Decoding Maraglyphs in the Temple of the Forbidden Eye has been an integral part of the queue for Disneyland’s Indiana Jones Adventure since it first opened back in 1995. In the early days of the attraction (and at some recent special events at Disneyland Resort) decoder cards were handed out at its entrance, allowing guests to translate a series of phrases on the walls of the temple’s interior and exterior.
And now, this interactive aspect of Indiana Jones Adventure has taken the next logical step: Maraglyph decryption has been integrated into the Play Disney Parks mobile device app via a new experience called “The Gifts of Mara.”
I spent a good part of this afternoon playing through “The Gifts of Mara” at Disneyland, and I will say that it puts a fun twists on the already-in-place immersive nature of the Indiana Jones Adventure queue, but the experience is marred by the Play Disney Park’s existing technical issues. It took me nearly two hours to complete the full quest, which would not be a complaint if that time had mostly been taken up by content, but a lot of it was spent wrestling with restarts and a very clumsy interface.
“The Gifts of Mara” mini-game within the Play Disney Parks app is broken up into four sections– represented by pages in Dr. Henry “Indiana” Jones’s diary: Glyphs, Maps, and Translations. The first, Glyphs, allows you to type in the specific characters you’ll see around the Temple of the Forbidden Eye similar to how you enter in Aurebesh text in the Star Wars: Galaxy’s Edge datapad, only this time it immediately translates each letter into the Roman alphabet.
The second page, Maps, represents your “reward” for putting in the work necessary to decrypt each of the phrases. With each successful translation, you’ll uncover another part of a map. And as each map is completed, you’ll begin to receive pieces of another, until all three are intact.
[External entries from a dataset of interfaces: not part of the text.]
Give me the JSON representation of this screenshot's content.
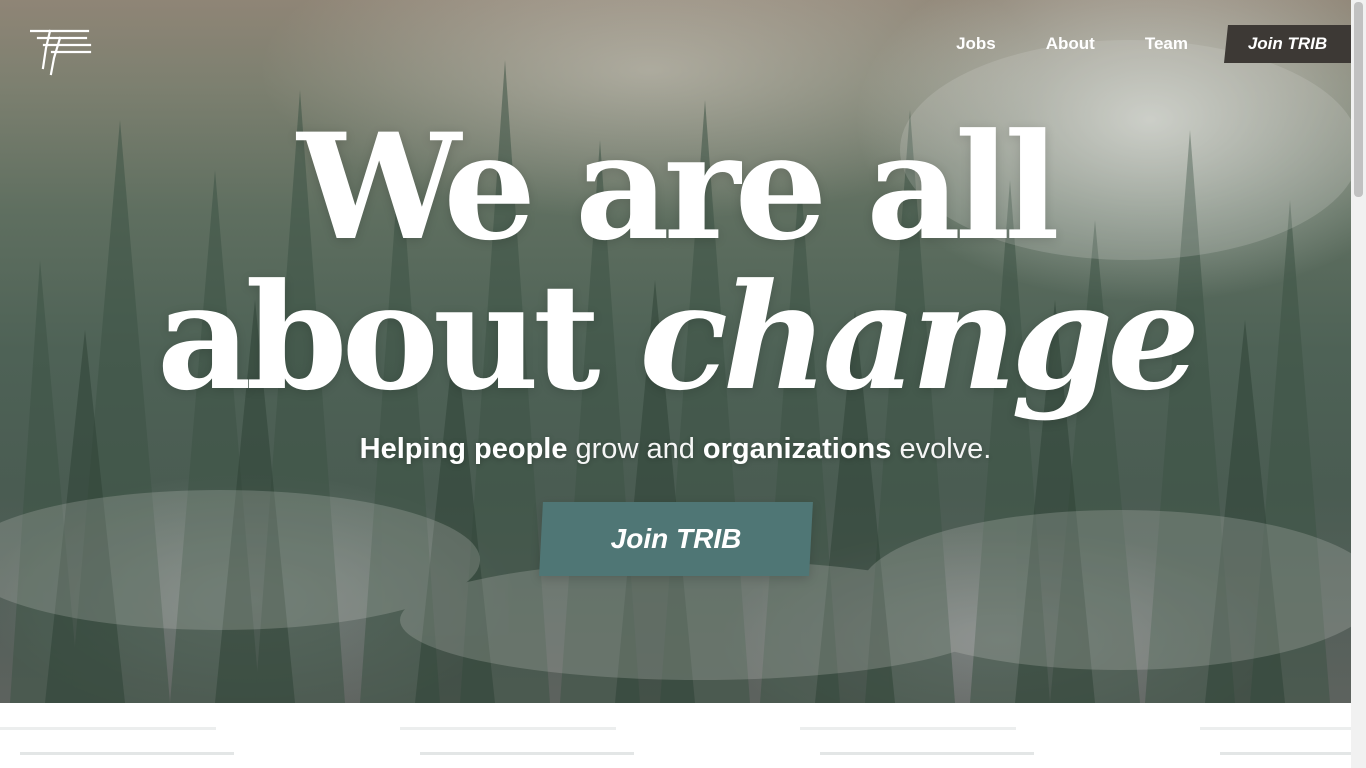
{
  "brand": {
    "logo_icon": "trib-logo-icon"
  },
  "nav": {
    "links": [
      "Jobs",
      "About",
      "Team"
    ],
    "cta_label": "Join TRIB"
  },
  "hero": {
    "headline_line1": "We are all",
    "headline_line2_plain": "about ",
    "headline_line2_emphasis": "change",
    "sub": {
      "part1_bold": "Helping people",
      "part2": " grow and ",
      "part3_bold": "organizations",
      "part4": " evolve."
    },
    "cta_label": "Join TRIB"
  },
  "colors": {
    "nav_cta_bg": "#3d3935",
    "hero_cta_bg": "#4f7675",
    "text": "#ffffff"
  }
}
Each map also grants you an achievement within the larger Play Disney Parks experience, representing the three different “paths” you can take on the ride itself.
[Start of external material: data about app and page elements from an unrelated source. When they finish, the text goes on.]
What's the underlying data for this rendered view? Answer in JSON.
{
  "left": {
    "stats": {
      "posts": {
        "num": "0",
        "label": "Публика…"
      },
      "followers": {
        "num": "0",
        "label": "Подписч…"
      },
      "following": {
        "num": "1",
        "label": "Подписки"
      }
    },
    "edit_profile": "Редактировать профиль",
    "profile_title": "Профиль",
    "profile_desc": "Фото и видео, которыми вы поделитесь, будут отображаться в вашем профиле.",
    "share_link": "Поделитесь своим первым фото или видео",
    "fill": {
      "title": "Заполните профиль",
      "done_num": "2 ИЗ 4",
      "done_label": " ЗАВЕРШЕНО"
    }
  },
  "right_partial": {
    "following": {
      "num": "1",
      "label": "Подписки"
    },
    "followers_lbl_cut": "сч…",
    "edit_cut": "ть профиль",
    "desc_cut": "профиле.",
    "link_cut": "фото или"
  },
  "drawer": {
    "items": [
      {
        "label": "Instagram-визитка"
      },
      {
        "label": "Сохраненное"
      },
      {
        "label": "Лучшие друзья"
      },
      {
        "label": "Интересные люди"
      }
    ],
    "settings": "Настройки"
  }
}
I like this idea a lot, and it was a good excuse to go back through and revisit some of the Maraglyphs I hadn’t translated for many years, but I also found the process of inputting the character to be a bit tedious, as– like the Star Wars datapad– the characters are not in alphabetical order. I ended up doing a lot of hunting and pecking, and then a lot more deleting and re-entering, considering many of the Maraglyph letters are similar to each other. Even when I already knew what a particular word or phrase was, it would take me upwards of a couple minutes to enter it into the app, which meant I constantly had to let guests behind me pass through.
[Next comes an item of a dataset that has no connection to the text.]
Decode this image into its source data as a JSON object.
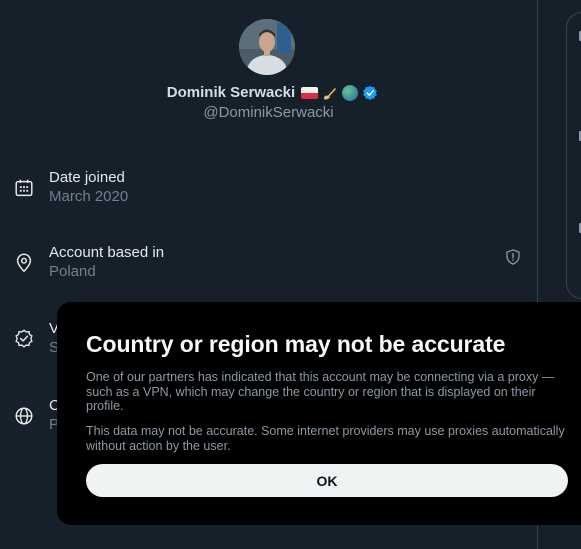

Ideally this would be an activity you could use to pass the time while waiting in line for the attraction with friends, but the method by which the app helps you decrypt the glyphs is so much slower than using the decoder cards that I would still probably recommend just printing one out and keeping it in your wallet. The advantage with Play Disney Parks, obviously, is that you’ll earn the achievements, so I suppose it depends on how important that kind of thing is to you personally.
Ultimately it’s always nice to have more to do while standing around waiting to board a ride, even though the use of a mobile device doesn’t really fit in with the era of the Indiana Jones franchise in the way it does with Star Wars. Still, I think the best thing about “The Gifts of Mara” is that it will likely remind guests of the attention to detail that went into Imagineering the Temple of the Forbidden Eye, or perhaps expose it to them for the first time.
Mike serves as Laughing Place’s lead Southern California reporter, Editorial Director for Star Wars content, and host of the weekly “Who’s the Bossk?” Star Wars podcast. He’s been fascinated by Disney theme parks and storytelling in general since a very young age and resides in Burbank, California with his beloved wife and cats.